In the same year, UPMC Passavant–McCandless became the first hospital in the Pittsburgh area to use the Monarch™ robotic bronchoscopy system. It allows doctors to more easily maneuver into the lung’s tiniest passages to inspect suspicious lesions and collect tissue samples to determine whether they are cancerous or benign. The technology combines the latest advancements in robotics, software, and data science with minimally invasive endoscopy, which uses small cameras and tools to enter the body through the patient’s mouth — allowing for earlier, more precise detection of cancer.
“Early diagnosis is critical,” says Ryan Levy, MD, chief of thoracic surgery at UPMC Passavant and thoracic surgeon with UPMC Hillman Cancer Center. “When lung cancer is detected at an earlier stage, we’re able to offer our patients more treatment options — meaning patients have better outcomes and increased cancer-free rates.”
In addition to liver and lung cancer operations, UPMC Passavant surgical oncologists use robotic techniques in various procedures, such as:
- Pancreaticoduodenectomy, also known as a Whipple procedure, to treat pancreatic cancer.
- Hyperthermic intraperitoneal chemoperfusion (HIPEC) to treat peritoneal carcinomatosis, a rare type of cancer that can develop when gastrointestinal or gynecologic cancers spread.
Highly Specialized Surgical Services for Women
At UPMC Passavant, UPMC Magee-Womens Specialty Services offer comprehensive women’s health care, including state-of-the-art surgery.
Robert Edwards, MD, is chair of the UPMC Department of Obstetrics, Gynecology, and Reproductive Sciences at UPMC Magee-Womens Hospital, co-leader of the UPMC Gynecologic Cancer Program, and a surgeon at UPMC Passavant. He sees patients at both UPMC Passavant locations and in Oakland at UPMC Magee-Womens Hospital.
His research focuses on ovarian cancer and how to better design treatments that combine surgery, chemotherapy, and immunotherapy to prevent cancer from coming back. “Whether it’s making a first attempt at removing the disease using surgery or performing surgery after reducing some of the cancer with chemotherapy, we can usually get about 80 percent of patients cancer free,” says Dr. Edwards.
When it comes to gynecologic cancer surgery, more than 50% of the cases are done laparoscopically.
“Ovarian cancer is unique amongst solid tumors in that it can be removed by surgery, particularly at the first signs of it, and may require several hours to extract the tumor,” says Dr. Edwards.
Patients who undergo minimally invasive procedures like this typically experience the following advantages:
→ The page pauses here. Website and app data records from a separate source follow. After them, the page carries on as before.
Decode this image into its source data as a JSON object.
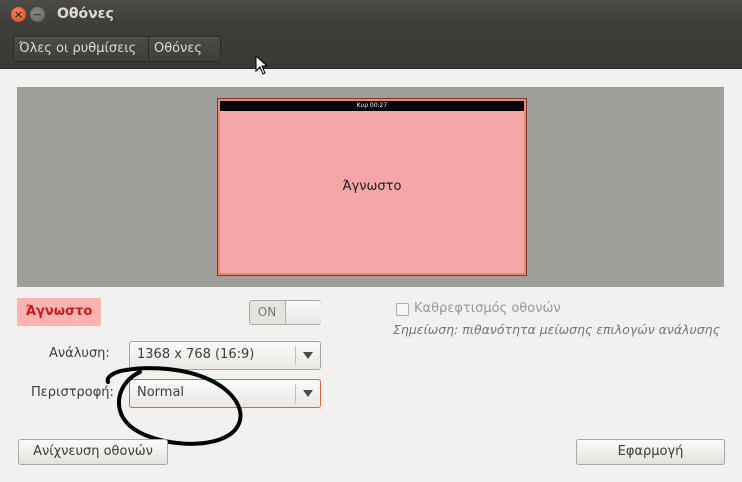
{
  "window": {
    "title": "Οθόνες",
    "close_glyph": "×",
    "minimize_glyph": "−"
  },
  "toolbar": {
    "breadcrumb": [
      "Όλες οι ρυθμίσεις",
      "Οθόνες"
    ]
  },
  "monitor_preview": {
    "panel_clock": "Κυρ 00:27",
    "label": "Άγνωστο",
    "color": "#f5a6a6"
  },
  "display": {
    "name": "Άγνωστο",
    "switch_label": "ON",
    "mirror_label": "Καθρεφτισμός οθονών",
    "mirror_checked": false,
    "mirror_note": "Σημείωση: πιθανότητα μείωσης επιλογών ανάλυσης"
  },
  "form": {
    "resolution_label": "Ανάλυση:",
    "resolution_value": "1368 x 768 (16:9)",
    "rotation_label": "Περιστροφή:",
    "rotation_value": "Normal"
  },
  "buttons": {
    "detect": "Ανίχνευση οθονών",
    "apply": "Εφαρμογή"
  },
  "colors": {
    "accent": "#e0673a",
    "display_tag_bg": "#ffb3b3",
    "display_tag_text": "#d01818"
  }
}
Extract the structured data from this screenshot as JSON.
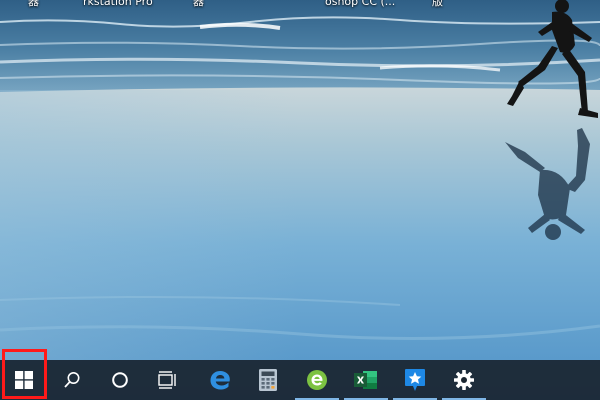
{
  "desktop": {
    "wallpaper": "beach-runner-wallpaper",
    "icon_labels": [
      {
        "id": "label1",
        "text": "器"
      },
      {
        "id": "label2",
        "text": "rkstation Pro"
      },
      {
        "id": "label3",
        "text": "器"
      },
      {
        "id": "label4",
        "text": "oshop CC (..."
      },
      {
        "id": "label5",
        "text": "版"
      }
    ]
  },
  "taskbar": {
    "background": "#1a2530",
    "active_indicator_color": "#7fb6e6",
    "buttons": [
      {
        "id": "start",
        "icon": "windows-logo-icon"
      },
      {
        "id": "search",
        "icon": "search-icon"
      },
      {
        "id": "cortana",
        "icon": "cortana-circle-icon"
      },
      {
        "id": "task_view",
        "icon": "task-view-icon"
      },
      {
        "id": "edge",
        "icon": "edge-browser-icon"
      },
      {
        "id": "calculator",
        "icon": "calculator-icon"
      },
      {
        "id": "browser360",
        "icon": "green-e-browser-icon"
      },
      {
        "id": "excel",
        "icon": "excel-icon"
      },
      {
        "id": "app_star",
        "icon": "blue-star-app-icon"
      },
      {
        "id": "settings",
        "icon": "gear-icon"
      }
    ]
  },
  "annotation": {
    "highlight_color": "#ff1a1a",
    "highlight_target": "start"
  }
}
- Less bleeding and scarring
- Reduced pain
- Shorter hospital stays
- Quicker recovery
- Earlier returns to normal activity
- Smaller scars
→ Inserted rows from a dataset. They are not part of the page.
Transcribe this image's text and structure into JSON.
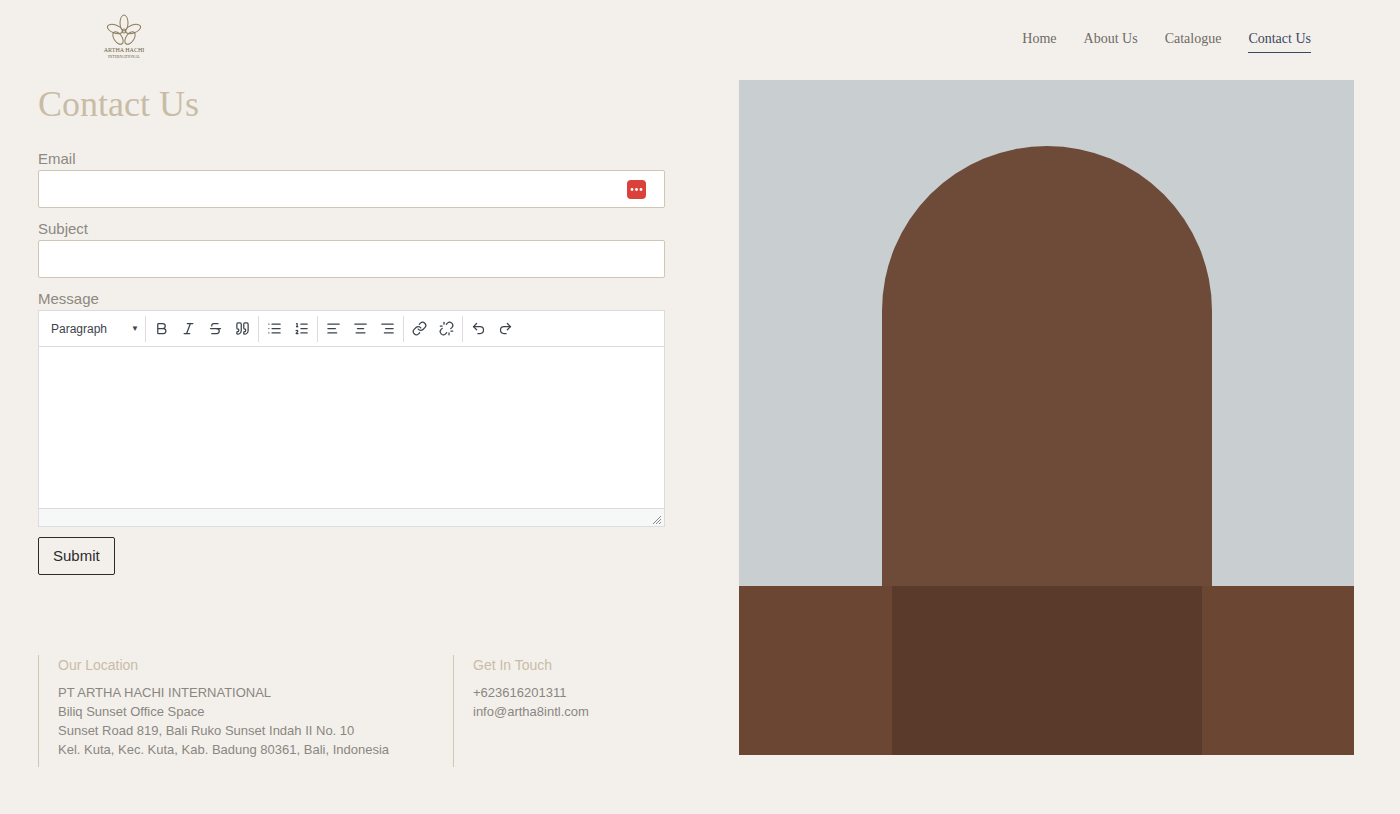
{
  "logo": {
    "name": "ARTHA HACHI",
    "subtitle": "INTERNATIONAL"
  },
  "nav": [
    {
      "label": "Home",
      "selected": false
    },
    {
      "label": "About Us",
      "selected": false
    },
    {
      "label": "Catalogue",
      "selected": false
    },
    {
      "label": "Contact Us",
      "selected": true
    }
  ],
  "page_title": "Contact Us",
  "form": {
    "fields": [
      {
        "label": "Email",
        "value": "",
        "password_manager": true
      },
      {
        "label": "Subject",
        "value": "",
        "password_manager": false
      }
    ],
    "message": {
      "label": "Message",
      "format": "Paragraph",
      "dropdown_arrow": "▼",
      "value": ""
    },
    "submit": "Submit"
  },
  "footer": [
    {
      "heading": "Our Location",
      "lines": [
        "PT ARTHA HACHI INTERNATIONAL",
        "Biliq Sunset Office Space",
        "Sunset Road 819, Bali Ruko Sunset Indah II No. 10",
        "Kel. Kuta, Kec. Kuta, Kab. Badung 80361, Bali, Indonesia"
      ]
    },
    {
      "heading": "Get In Touch",
      "lines": [
        "+623616201311",
        "info@artha8intl.com"
      ]
    }
  ]
}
In addition to delivering high-end surgical treatments for patients with gynecologic malignancies, UPMC Passavant’s four gynecologic oncologists provide comprehensive care. They offer the latest in cancer prevention, detection, diagnosis, other treatments, such as chemotherapy, and staging, as well as access to experimental treatment options and clinical trials.
Dr. Edwards adds, “With the team-based cancer care, UPMC Passavant is very impressive.”
* Monarch™ is a trademark of Auris Health, Inc.
Editor's Note: This article was originally published on , and was last reviewed on .
Headquartered in Pittsburgh, UPMC is a world-renowned health care provider and insurer. We operate 40 hospitals and 800 doctors’ offices and outpatient centers, with locations throughout Pennsylvania, Maryland, New York, West Virginia, and internationally. We employ 4,900 physicians, and we are leaders in clinical care, groundbreaking research, and treatment breakthroughs. U.S. News & World Report consistently ranks UPMC Presbyterian Shadyside as one of the nation’s best hospitals in many specialties and ranks UPMC Children’s Hospital of Pittsburgh on its Honor Roll of America’s Best Children’s Hospitals. We are dedicated to providing Life Changing Medicine to our communities.